Please join us for an evening with Francesca Royster and Durham musician, Shirlette Ammons as we launch Royster's monumental book, Black Country Music: Listening for Revolutions. In this timely work—the first book on Black country music by a Black writer—Francesca Royster uncovers the Black performers and fans, including herself, who are exploring the pleasures and possibilities of the genre.
We look forward to your presence at Rofhiwa for an evening of music and conversation. This is an in-person, in store event.
We will offer seating for up to 35 in-person guests, with priority access given to those who purchase the book. To register for the in person in store event, click on "Save My Spot" and purchase your hardcover. This will ensure that your seat is reserved on the day of the event.
About Francesca T. Royster:
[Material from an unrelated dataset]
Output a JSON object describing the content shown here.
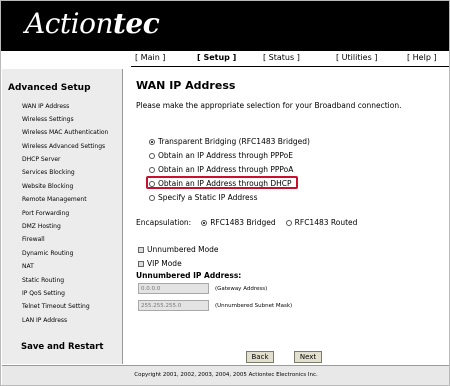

Francesca Royster is Professor and chair of English at DePaul University, where she teaches courses in Shakespeare Studies, Performance Studies, Critical Race theory, Gender and Queer Theory and African American Literature. She received her PhD in English from University of California, Berkeley in 1995. She is the author of Becoming Cleopatra: The Shifting Image of an Icon (Palgrave/MacMillan in 2003) and Sounding Like a No-No: Queer Sounds and Outrageous Acts in the Post-Soul Era (University of Michigan, 2013), which won Honorable Mention in the Modern Language Association’s William Sanders Scarborough Prize for an Outstanding Scholarly Study of African American Literature or Culture. She has also published numerous book chapters and scholarly essays in Biography, Journal of Popular Music Studies, Shakespeare Quarterly, Shakespeare Studies, Text and Performance Studies, Performance Research International and Women in Performance, among others.
About Shirlette Ammons:
Shirlette Ammons is a Durham, NC-based musician whose sophomore solo album, Language Barrier was co-released by SugarQube Records and Churchkey Records in February 2016. The album features guest appearances by The Indigo Girls, Meshell Ndegeocello among others. Shirlette’s first solo album, Twilight For Gladys Bentley, was released in 2012 and is a ‘re-imagining,’ of 1920′s blues singer, Gladys Bentley. She is also vocalist for the hip hop rock band Mosadi Music whose debut album, The Window, vocalist for the fusion electronic duo, Jon Anonymous. Shirlette’s first poetry collection entitled Stumphole: Aunthology of Backwoods Blood was published by Big Drum Press in 2002. In 2008, Matching Skin featuring The John Anoynmous EP was published by Carolina Wren Press. Her literary work has appeared in The Ringing Ear: Black Poets Lean South, What Your Momma Never Tod You: True Stories About Love and Sex, The Asheville Revielw and The Journal of the Academy of American Poets amongst other publications. She has recieved a John Hope Franklin Grant for Documentary Studies, The Ebony Harlem Award for Literary Achievement, as well as Emerging Artist Grants from the Durham Arts COuncil and the United Arts Council.
Black Country Music: Listening for Revolutions
After a century of racist whitewashing, country music is finally reckoning with its relationship to Black people. In this timely work—the first book on Black country music by a Black writer—Francesca Royster uncovers the Black performers and fans, including herself, who are exploring the pleasures and possibilities of the genre.
Informed by queer theory and Black feminist scholarship, Royster’s book elucidates the roots of the current moment found in records like Tina Turner’s first solo album, Tina Turns the Country On! She reckons with Black “bros” Charley Pride and Darius Rucker, then chases ghosts into the future with Valerie June. Indeed, it is the imagination of Royster and her artists that make this music so exciting for a genre that has long been obsessed with the past. The futures conjured by June and others can be melancholy, and are not free of racism, but by centering Black folk Royster begins to understand what her daughter hears in the banjo music of Our Native Daughters and the trap beat of Lil Nas X’s “Old Town Road.” A Black person claiming country music may still feel a bit like a queer person coming out, but, collectively, Black artists and fans are changing what country music looks and sounds like—and who gets to love it.